In 2009 the San Francisco Recreation and Park Department, together with the Friends of the Geneva Car Barn and Powerhouse, began an effort to adaptively reuse the building as a community cultural and education center, providing training for underprivileged youth in arts-related fields including digital, literary, media and technical arts. The Car Barn portion of the building is intended to house the classroom spaces as well as an 88-seat black box theater and a 70-seat restaurant. The 3,400-square-foot Powerhouse provides a 300-person community event and performance space. The first phase of the project, the adaptive reuse of the Powerhouse, was completed in the summer of 2020.

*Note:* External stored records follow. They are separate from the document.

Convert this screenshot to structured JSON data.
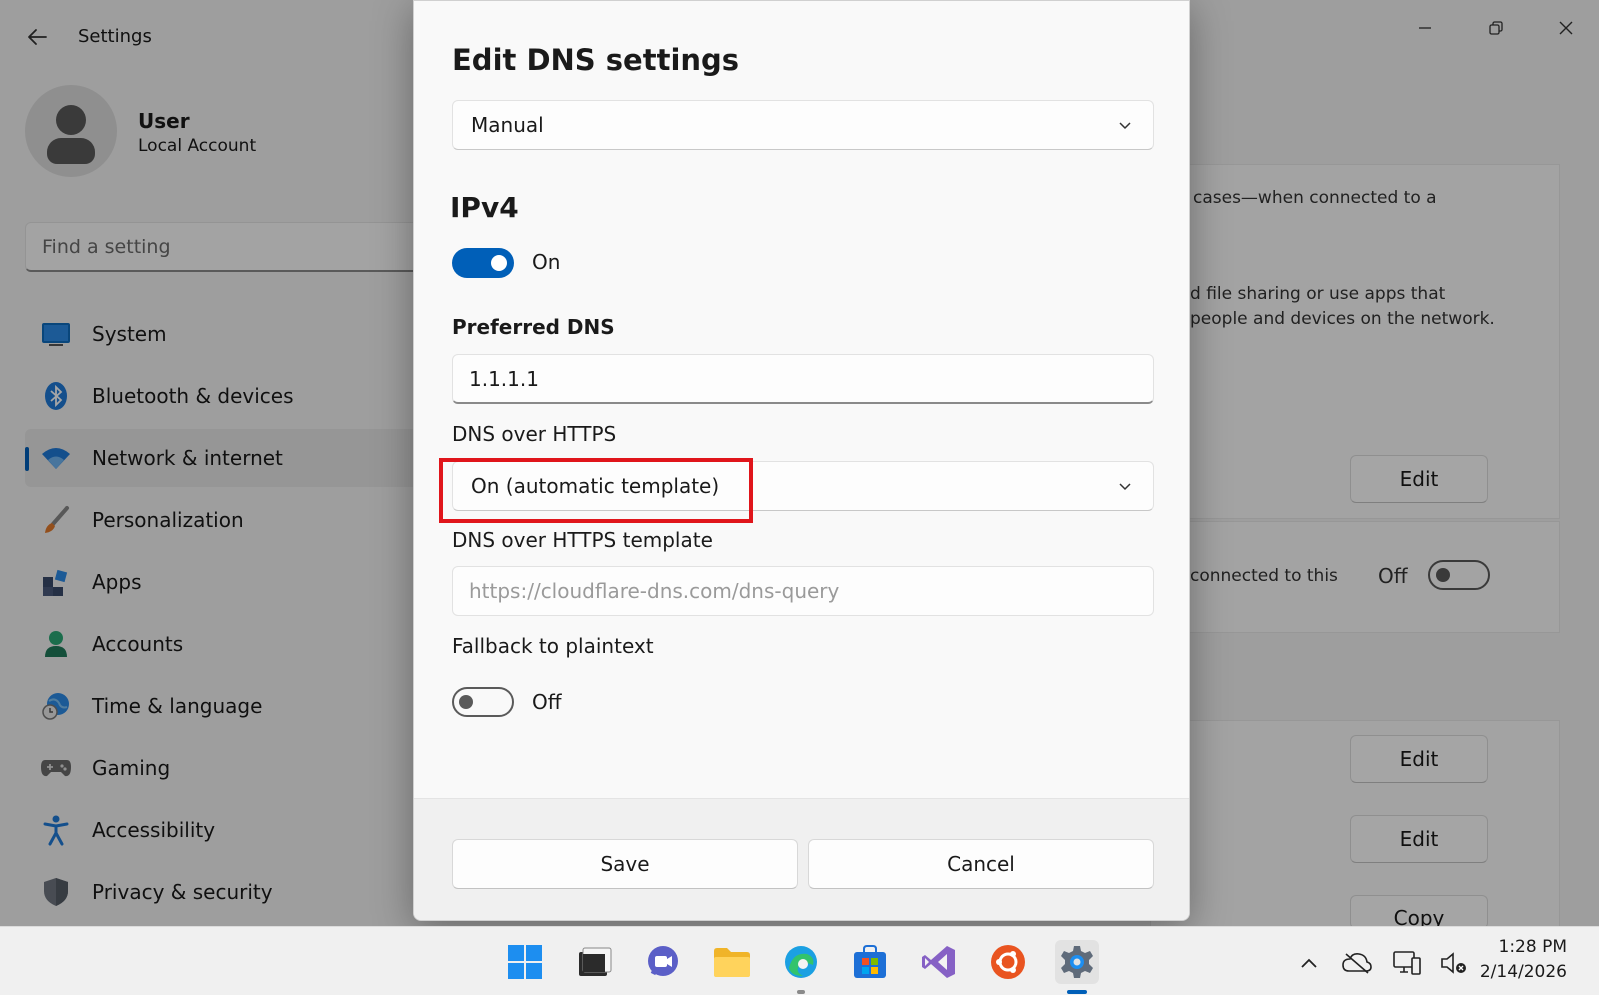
{
  "app": {
    "title": "Settings",
    "user": {
      "name": "User",
      "account_type": "Local Account"
    },
    "search_placeholder": "Find a setting",
    "nav": [
      {
        "label": "System",
        "icon": "monitor-icon"
      },
      {
        "label": "Bluetooth & devices",
        "icon": "bluetooth-icon"
      },
      {
        "label": "Network & internet",
        "icon": "wifi-icon",
        "active": true
      },
      {
        "label": "Personalization",
        "icon": "brush-icon"
      },
      {
        "label": "Apps",
        "icon": "apps-icon"
      },
      {
        "label": "Accounts",
        "icon": "person-icon"
      },
      {
        "label": "Time & language",
        "icon": "globe-clock-icon"
      },
      {
        "label": "Gaming",
        "icon": "gamepad-icon"
      },
      {
        "label": "Accessibility",
        "icon": "accessibility-icon"
      },
      {
        "label": "Privacy & security",
        "icon": "shield-icon"
      }
    ],
    "content": {
      "text1": "cases—when connected to a",
      "text2": "d file sharing or use apps that",
      "text3": "people and devices on the network.",
      "text4": "connected to this",
      "toggle_off_label": "Off",
      "edit_label": "Edit",
      "copy_label": "Copy"
    }
  },
  "dialog": {
    "title": "Edit DNS settings",
    "mode_select": "Manual",
    "section": "IPv4",
    "ipv4_toggle_label": "On",
    "preferred_dns_label": "Preferred DNS",
    "preferred_dns_value": "1.1.1.1",
    "doh_label": "DNS over HTTPS",
    "doh_select": "On (automatic template)",
    "doh_template_label": "DNS over HTTPS template",
    "doh_template_placeholder": "https://cloudflare-dns.com/dns-query",
    "fallback_label": "Fallback to plaintext",
    "fallback_toggle_label": "Off",
    "save_label": "Save",
    "cancel_label": "Cancel"
  },
  "taskbar": {
    "apps": [
      "windows-start-icon",
      "terminal-icon",
      "teams-chat-icon",
      "file-explorer-icon",
      "edge-icon",
      "store-icon",
      "visual-studio-icon",
      "ubuntu-icon",
      "settings-icon"
    ],
    "time": "1:28 PM",
    "date": "2/14/2026"
  },
  "colors": {
    "accent": "#005fb8",
    "highlight": "#e0151b"
  }
}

In adaptive reusing the Powerhouse, the design has focused on highlighting the layers of history while deftly inserting new program elements into the historic shell. Due to the decay of the historic building and its lack of seismic stability, every surface of the building was touched in the rehabilitation. All brick surfaces required lead abatement, which was done with a wire brush and sealed in order to preserve the layers of history evident on the surfaces. Damaged plaster surfaces were repaired only where needed using a subtly different color so as to distinguish the new from the old while respecting the patchwork that pays homage to the building’s age and place in history. Where structural concrete walls were added for stability, they were cast as board formed in a similar patterning as the original concrete ceiling, adding richness to the palette. Graffiti added through the years was retained, giving credence to the building’s recent history as well as its past.
In adapting the Powerhouse for its new use as an arts event space, new elements were introduced in a manner that respected the existing historical structure. New steel and glass entry portals frame the existing openings, held away to allow the existing wood door frame to read while extending outward to both to provide location for new signage. To house the needed functional spaces within the large volume, small plywood rooms were inserted beneath the historic mezzanine, their materiality providing warmth to the space while reinforcing the industrial nature of the building. A larger central plywood form serves as a green room, its location within the room creating a pre-function entry foyer and forming a backdrop for the theatrical use within. Structural glazed floors enclose the existing floor openings where turbine engines had once generated the power for the streetcars, creating vitrines where artifacts will be displayed.
Throughout the space, there is an interplay of new and old that enlivens the reading of each. The end result is a historic building that has been given new life to serve the community while honoring its past.